Wednesday, 25 June 2008

Compromise or schism ahead for Orthodox Anglicans?

So will the hardline Anglicans really break away or are they, as Tom Heneghan's blog suggests, actually more likely to stay in some way within the world Anglican communion and not leave to form a new church. I suppose we will all wait and see what happens at the meeting in Jerusalem and then at the Lambeth Conference in Canterbury.
I haven't yet read the 94 page booklet which sets out GAFCON's vision of the "pilgimage to an Anglican future". I'm sure I ought to read it but I find it hard to get over-excited about these issues which seem a long way from being gospel good news for either the world or the church. It's hard to see how unity can be maintained for the communion.

Anyway here's an extract from the Faith World blog, the Anglican communion is the summer's big church story.
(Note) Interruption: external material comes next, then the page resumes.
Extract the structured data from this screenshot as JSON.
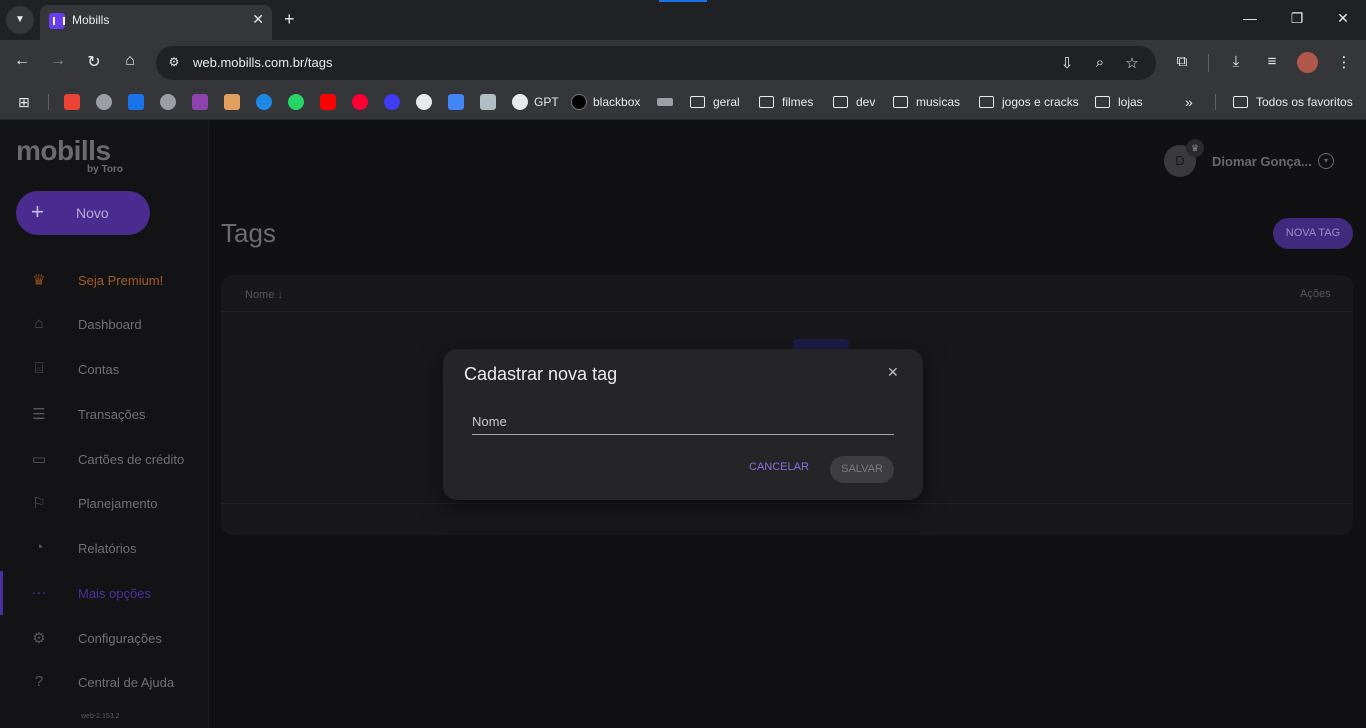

Over at The Lead, Jim Naughton, spokesman for the Episcopal diocese of Washington, D.C., had an interesting take on why this goes on and on:
“Whether there will actually be schism is an open question, but at least one factor mitigates against it: as soon as schism is declared, the media will loose interest in the Anglican Churches of Nigeria and Uganda, and their small, but influential group of followers in the United States. (How much had you read about these Churches before the consecration of Gene Robinson?) At that point, these churches will no longer be useful to the donors who have made GAFCON possible, and the money will be reallocated to other fronts in the culture wars. It is in the interest of Akinola, Orombi, Minns, Sugden, etc. to sustain the Communion in a state of near-schism for as long as possible, and then, at some point, find a way short of schism to declare victory.”

Meanwhile our friend Simon Barrow has a new and thoughtful book out on the subject, pictured above, which will make for much more edifying reading than the GAFCON booklet on the issues. Here's some further information from the press release:

Anglican wrangling about sexuality and authority in the church is missing the big picture about how the relationship between religion and society is changing, says a new book from the think tank Ekklesia to be published next week.

Christians need to be beacons of hope, not signs of decay, it argues, suggesting that the 'conservative versus liberal' stereotype disguises a deeper tension between establishment religion and the Christian message of radical transformation.

With a preface by Archbishop Emeritus Desmond Tutu, who declares, "in God's family, there are no outsiders, no enemies", Fear or Freedom? Why a warring church must change, is edited by Ekklesia co- director Simon Barrow.

The book contains essays by clergy, a peace activist, an equalities adviser and two New Testament professors. It is aimed at substantially challenging the argument that will take place at the Lambeth Conference of Anglican bishops in July.